Level 5 Felony 1 year (.75) 3 years (2.25) 6 years (4.5) $10,000
Level 6 Felony 6 months (3) 1 year (6 mo) 2.5 years (1.25) $10,000
Class A Misdemeanor 0 0 1 year $5,000
Class B Misdemeanor 0 0 180 days $1,000
Class C Misdemeanor 0 0 60 days $500

* Number of years in ( ) indicates the sentence in actual calendar years

taking into account good time credit.

In certain situations, the Prosecutor can allege that the defendant is eligible to have the sentence that the judge imposes on certain offenses increased based upon the defendant's prior criminal history or the specific facts of the case.  These are called sentencing enhancements.  Below is a table with available sentencing enhancements.

Sentencing Enhancement Table
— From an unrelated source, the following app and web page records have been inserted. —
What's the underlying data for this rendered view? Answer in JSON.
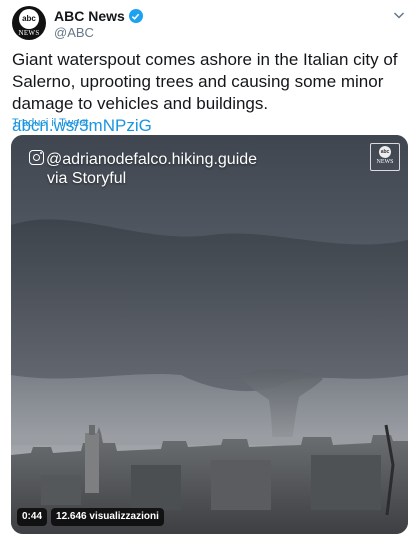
{
  "account": {
    "display_name": "ABC News",
    "handle": "@ABC",
    "avatar_top": "abc",
    "avatar_bottom": "NEWS"
  },
  "tweet": {
    "text": "Giant waterspout comes ashore in the Italian city of Salerno, uprooting trees and causing some minor damage to vehicles and buildings.",
    "link": "abcn.ws/3mNPziG",
    "translate": "Traduci il Tweet"
  },
  "media": {
    "credit_handle": "@adrianodefalco.hiking.guide",
    "credit_via": "via Storyful",
    "watermark_top": "abc",
    "watermark_bottom": "NEWS",
    "duration": "0:44",
    "views": "12.646 visualizzazioni"
  },
  "icons": {
    "verified": "verified-badge-icon",
    "menu": "chevron-down-icon",
    "instagram": "instagram-icon"
  },
  "colors": {
    "link": "#1b95e0",
    "verified": "#1da1f2",
    "secondary_text": "#657786"
  }
}
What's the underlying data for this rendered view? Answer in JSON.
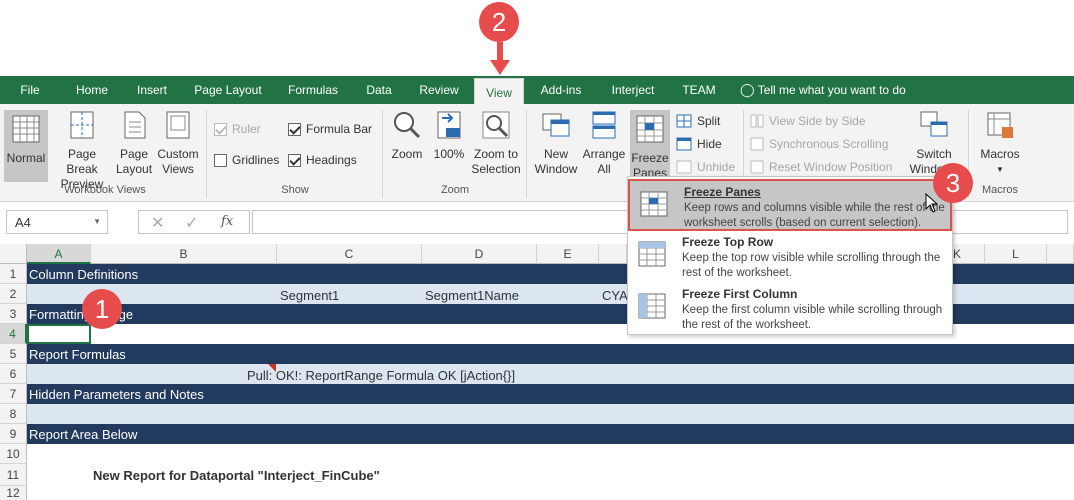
{
  "colors": {
    "excel_green": "#217346",
    "dark_band": "#223a5e",
    "light_band": "#dce6f1",
    "callout_red": "#e74c4c",
    "highlight_red": "#d9534f"
  },
  "tabs": [
    "File",
    "Home",
    "Insert",
    "Page Layout",
    "Formulas",
    "Data",
    "Review",
    "View",
    "Add-ins",
    "Interject",
    "TEAM"
  ],
  "active_tab": "View",
  "tell_me": "Tell me what you want to do",
  "ribbon": {
    "workbook_views": {
      "label": "Workbook Views",
      "normal": "Normal",
      "page_break_1": "Page Break",
      "page_break_2": "Preview",
      "page_layout_1": "Page",
      "page_layout_2": "Layout",
      "custom_1": "Custom",
      "custom_2": "Views"
    },
    "show": {
      "label": "Show",
      "ruler": "Ruler",
      "formula_bar": "Formula Bar",
      "gridlines": "Gridlines",
      "headings": "Headings"
    },
    "zoom": {
      "label": "Zoom",
      "zoom": "Zoom",
      "hundred": "100%",
      "zoom_sel_1": "Zoom to",
      "zoom_sel_2": "Selection"
    },
    "window": {
      "new_1": "New",
      "new_2": "Window",
      "arrange_1": "Arrange",
      "arrange_2": "All",
      "freeze_1": "Freeze",
      "freeze_2": "Panes",
      "split": "Split",
      "hide": "Hide",
      "unhide": "Unhide",
      "side_by_side": "View Side by Side",
      "sync_scroll": "Synchronous Scrolling",
      "reset_pos": "Reset Window Position",
      "switch_1": "Switch",
      "switch_2": "Windows"
    },
    "macros": {
      "label": "Macros",
      "btn": "Macros"
    }
  },
  "formula_bar": {
    "name_box": "A4",
    "fx": "fx",
    "content": ""
  },
  "columns": [
    "A",
    "B",
    "C",
    "D",
    "E",
    "K",
    "L"
  ],
  "rows": [
    "1",
    "2",
    "3",
    "4",
    "5",
    "6",
    "7",
    "8",
    "9",
    "10",
    "11",
    "12"
  ],
  "cells": {
    "r1": "Column Definitions",
    "r2_c": "Segment1",
    "r2_d": "Segment1Name",
    "r2_e": "CYA",
    "r3": "Formatting Range",
    "r5": "Report Formulas",
    "r6": "Pull: OK!: ReportRange Formula OK [jAction{}]",
    "r7": "Hidden Parameters and Notes",
    "r9": "Report Area Below",
    "r11": "New Report for Dataportal \"Interject_FinCube\""
  },
  "dropdown": {
    "items": [
      {
        "title": "Freeze Panes",
        "desc": "Keep rows and columns visible while the rest of the worksheet scrolls (based on current selection)."
      },
      {
        "title": "Freeze Top Row",
        "desc": "Keep the top row visible while scrolling through the rest of the worksheet."
      },
      {
        "title": "Freeze First Column",
        "desc": "Keep the first column visible while scrolling through the rest of the worksheet."
      }
    ]
  },
  "callouts": [
    "1",
    "2",
    "3"
  ]
}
Enhancement Penalty Range
Habitual Offender Murder and Levels 1 - 4 6 - 20 years
Levels 5 and 6 2 - 6 years
Use of a firearm during crime against the person 5 - 20 years
Use of a firearm during a drug deal 2 - 10 years
Repeat sex offender 1 - 10 years
Criminal gang enhancement Additional term equal to sentence imposed

When determining what particular sentence to impose, the judge takes a lot of factors into account, such as prior criminal arrests and convictions, seriousness of the offense, and victim impact statements.

Sentencing usually takes place very soon after convictions for infractions and minor misdemeanors. In more complex criminal cases, such as those involving felonies, the sentencing judge usually receives input from the prosecutor, the defense, and the probation department (which prepares recommendations in a "pre-sentence investigation report").  The pre-sentence investigation report is shared with the defendant, and the defense has a chance to respond to it before sentencing. The sentencing hearing is public, but the pre-sentence report is confidential.  In those cases, sentencing typically occurs within thirty (30) days of conviction.

The sentencing hearing is an opportunity for a victim to express how you have been affected by the crime. As a victim, you have the right to present a Victim Impact Statement to the court regarding the thoughts and feelings you have concerning your case. You are not required to make a statement, but some victims find it to be helpful in the healing process. This statement can be done verbally, or if you would prefer, you can write out a statement and read it in court or have it read in court, or you can submit it to the court’s probation officer who will forward it to the judge for consideration.

Many victims experience some type of financial loss as a result of the crime committed against them, such as physical injuries, damage to property, or loss of property. In many cases, you can provide proof of this loss to the court and the court may order the Defendant to pay restitution if he/she is found guilty. If you believe you are entitled to restitution, please provide proof of loss to your victim advocate or the prosecutor’s investigator that is assigned to your case.  Additionally, you may be eligible to receive benefits from the Indiana Victims of Violent Crime Compensation Fund.  Please visit the Indiana Criminal Justice Institute’s  website or call 1-800-353-1484 to see if you qualify.